While I was reading this book, something nagged me, reminding me of Clarke's famous solo 1951 The Sands of Mars. One major character in Sunstorm is the stellar astronomer Mikhail Martynov, a fortysomething who had the misfortune to be born gay in the repressive environment of Vladivostok, later in life Martynov taking advantage of his brains and the mobility provided Russia's citizens by their countryside membership in the Eurasian Union to flee, by which time he had lost all interest in romantic dalliances. The major protagonist in The Sands of Mars is the British writer Martin Gibson, an accomplished journalist who had an affair with a young woman when he was younger, suffered a nervous breakdown for some unspecified reason, and then went on to international--and interplanetary--success as a happily single man.
Thinking back over the Clarke novels I've read, I find myself hard-pressed to recall any prominently heterosexual characters. In 2001 and that book's sequels, for instance, both Heywood Floyd and Dave Bowman are written as having had heterosexual relationships safely displaced, whether to the comfortably distant past or offstage. The only depiction of a functioning heterosexual relationship that I can think of in Clarke's books is in 1986's The Songs of Distant Earth, between an Earth-born human crewman and a Thalassan colonist. (The original short story is available here.) Even that is compromised by the crewman's decision to leave for the distant world of Sagan Two while leaving his lover, pregnant with his child, behind.
It isn't as if Clarke wrote more convincing gay relationships, or any sort of convincing and enduring relationships at all, in his major novels. Re-reading some of them recently, I've noticed that the relationships he does show--yes, even in The Songs of Distant Earth--strike me as hollow and unconvincing, as reiterations of conventional wisdoms in properly purple prose. Ryan Bigge observed that the fiction of Douglas is marked by a similar lack.
I have always found the weakest, vaguest sections of his novels to be those all-too-rare paragraphs that portray male-female relationships. (Which, obviously, is not to suggest that gay writers can't accurately describe such relationships. To argue that being gay excludes a writer from discussing heterosexuality is equivalent to saying that a male author is incapable of creating a convincing female protagonist or vice versa).
But even Doug seems to silently acknowledge his deficiencies in this department. One tactic is evasion, evidenced by Generation X's Andy stating "Claire and I never fell in love, even though we both tried hard. It happens." Many Doug protagonists -- the characters most likely to embody portions of Coupland -- are single. These supra-observant eunuchs express their love and loss through other characters.
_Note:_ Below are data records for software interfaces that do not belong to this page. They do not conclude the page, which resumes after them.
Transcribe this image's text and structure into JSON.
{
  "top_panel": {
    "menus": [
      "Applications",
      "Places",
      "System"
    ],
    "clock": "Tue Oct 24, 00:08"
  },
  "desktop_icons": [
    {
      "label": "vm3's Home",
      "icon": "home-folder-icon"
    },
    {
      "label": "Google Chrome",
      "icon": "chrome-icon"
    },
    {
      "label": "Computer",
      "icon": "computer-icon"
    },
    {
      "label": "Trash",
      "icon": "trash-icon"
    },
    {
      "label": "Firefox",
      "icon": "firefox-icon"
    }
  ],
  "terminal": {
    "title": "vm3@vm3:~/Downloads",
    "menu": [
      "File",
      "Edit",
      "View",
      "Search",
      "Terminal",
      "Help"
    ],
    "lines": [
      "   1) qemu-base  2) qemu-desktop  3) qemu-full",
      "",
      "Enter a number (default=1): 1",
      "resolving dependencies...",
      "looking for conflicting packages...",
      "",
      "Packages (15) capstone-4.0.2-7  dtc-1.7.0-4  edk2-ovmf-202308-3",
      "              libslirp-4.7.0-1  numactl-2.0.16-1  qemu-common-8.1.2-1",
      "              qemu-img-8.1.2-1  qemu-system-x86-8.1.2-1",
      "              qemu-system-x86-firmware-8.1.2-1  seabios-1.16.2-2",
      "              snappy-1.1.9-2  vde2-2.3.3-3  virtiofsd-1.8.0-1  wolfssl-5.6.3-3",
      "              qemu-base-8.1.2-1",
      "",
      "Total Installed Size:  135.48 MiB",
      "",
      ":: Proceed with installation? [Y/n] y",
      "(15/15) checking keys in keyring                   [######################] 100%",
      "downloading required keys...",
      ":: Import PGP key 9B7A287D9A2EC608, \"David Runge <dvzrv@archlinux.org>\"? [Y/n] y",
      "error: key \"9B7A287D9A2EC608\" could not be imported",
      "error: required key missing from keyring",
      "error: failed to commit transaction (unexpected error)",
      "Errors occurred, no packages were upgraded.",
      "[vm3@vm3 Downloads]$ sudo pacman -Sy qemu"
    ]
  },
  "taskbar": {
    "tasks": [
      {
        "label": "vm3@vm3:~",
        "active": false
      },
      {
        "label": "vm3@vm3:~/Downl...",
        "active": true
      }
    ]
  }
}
Another tactic of Coupland's is romance rushing, like the following example from Shampoo Planet: "The experience had made Anna-Louise, well, randy, and I was summoned to her apartment. By midnight, hours later, we were both lying blissfully on her futon, under the down coverlet, her face and body like a recently vacated carnival site, disconcertingly unchanged by the burst of life so recently bubbling on top."
Many of Doug's characters are tentative romantics. "I would like to fall in love again but my only hope is that love doesn't happen to me so often after this," notes a character in Life After God. "I'm new at this love thing," says Dan from Microserfs. (Interestingly, Dan and Karla never consummate their relationship. But then again, it is a novel about computer geeks. :)
Even more interesting is Bug from Microserfs. Half-way through the novel he suddenly blurts out that he's gay: "I've been 'inning' myself for too long," he said, "and now it's time to out myself. It's something you'll all have to deal with, but believe me, I've been dealing with it a lot longer than you."
(Yes, Coupland is.) While I certainly don't claim to be as good a writer as either man, looking back at some of the short stories I'd written before I clued in I noticed the same kind of tendency towards a certain flatness, an overintellectualizing of passion that removed the emotion that my characters should have been communicating from my readers. Things make so much more sense now.
This topic didn't attract my interest only tangentially because of Clarke's sexual orientation. Once I noticed the pattern, it raised an important question in my mind about the genre of science fiction. Clarke is unquestionably a classic writer of science fiction, one of the few writers still alive and still active in his field. Clarke, it's safe to say, is one of the writers in science fiction's canon, a model for his successors and contemporaries. Clarke does have his weaknesses when it comes to relationships, for whatever reason. From my readings of other science fiction novels--other novels by classic writers, other novels written by my contemporaries--I think that this weakness is common to the genre as a whole. Evasion, romance-rushing, tentative romance: All of these tactics are common whenever science fiction writers try to deal with romance.
This, perhaps sadly, isn't as common as it should be. Perhaps I'm reading the wrong books, perhaps I'm jaded, but human relationships generally seem to be neglected in science fiction in favour of exciting ideas or new technologies. Science fiction is a literature of ideas, I grant that, but isn't it literature first and foremost? What does it say about science fiction's writers and readers when no one notices this? What does it say about the future of the genre itself?
UPDATE (10:23 PM) : Crossposted to rec.arts.sf.written, and minor typo corrected.